think about it
How do you become a corporation? First of all, consult a lawyer. This could be a fairly complicated process. It's also important to note that you can incorporate in any state that you like. You don't have to incorporate in the state you're doing business in. The primary reason people look to different states is that there's a large difference in cost and regulation. Delaware and Nevada are the most popular--they're considered very corporation-friendly.

term to know

Corporate Governance
The structures of rules, rights, and processes which govern a corporation

4. Types of Corporations

There are many different types of corporations:

Type of Corporation Description
S-Corporation (S-Corp) Privately held and pass through income to shareholders. Typically are smaller organizations.
Limited Liability Corp (LLC) Unique and the most varied of the different types of corporations. Blends elements of corporate and partnership structures. Can be small, even individuals, or single owners, who have incorporated up to larger businesses.
Professional Corporation Typically lawyers and law firms. Must identify themselves with PC at the end of their corporate name.
Multinational Corporation Larger companies, like Ford Motor Company, AT&T, and Microsoft, that do business worldwide.
Non-Profit Corporation Treated differently for tax purposes. Don't pay federal taxes, because their primary goal is not making a profit. Banned from making a profit. All profits must go back into the business, which is fine because their primary goal isn't profit-motivated; rather, it's another cause.
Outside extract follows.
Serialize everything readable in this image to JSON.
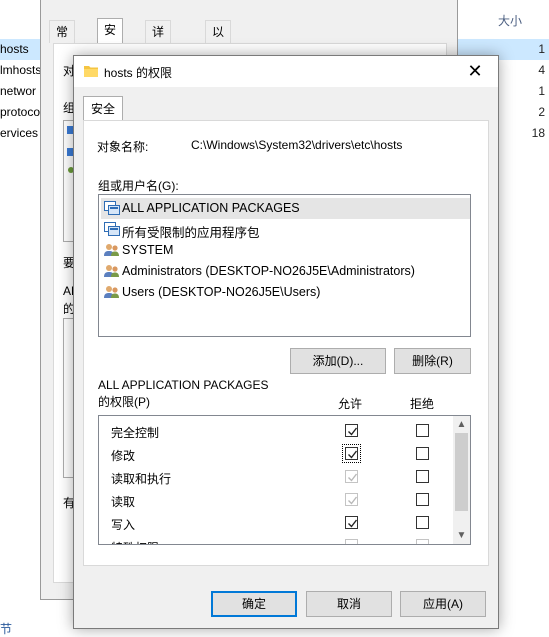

There are some other types of corporations that you may not have heard of. They are typically characterized by the location where they operate and are headquartered.

  • Domestic Corporations: Does business and incorporated in the same state
  • Foreign Corporations: Does business in one state, but incorporated in another
  • Alien Corporations: Does business in a given state, but incorporated in a foreign country

Today, we learned about the corporate alternative, and what it might take to become a corporation. We also looked at corporate ownership and the corporate structure that ensures the smooth running of a corporation: the stockholders, the board of directors, the corporate officers, and the employees. We learned about the different types of corporations, like the S-corporation, the limited liability corporation, and the professional corporation. Lastly, we learned about other types of corporations that are lesser known, such as those that are primarily geographic-based or non-profit in nature.

Good luck!


Terms to Know
Corporate Governance

The structures of rules, rights, and processes which govern a corporation.


An organization that can legally operate as a separate entity.


A payment of earnings to shareholders from an organization.


Voting rights that are passed on to someone so he/she has the authority to act on behalf of the stockholder.


A form of partial ownership of a corporation.


People who own shares of stock for a corporation.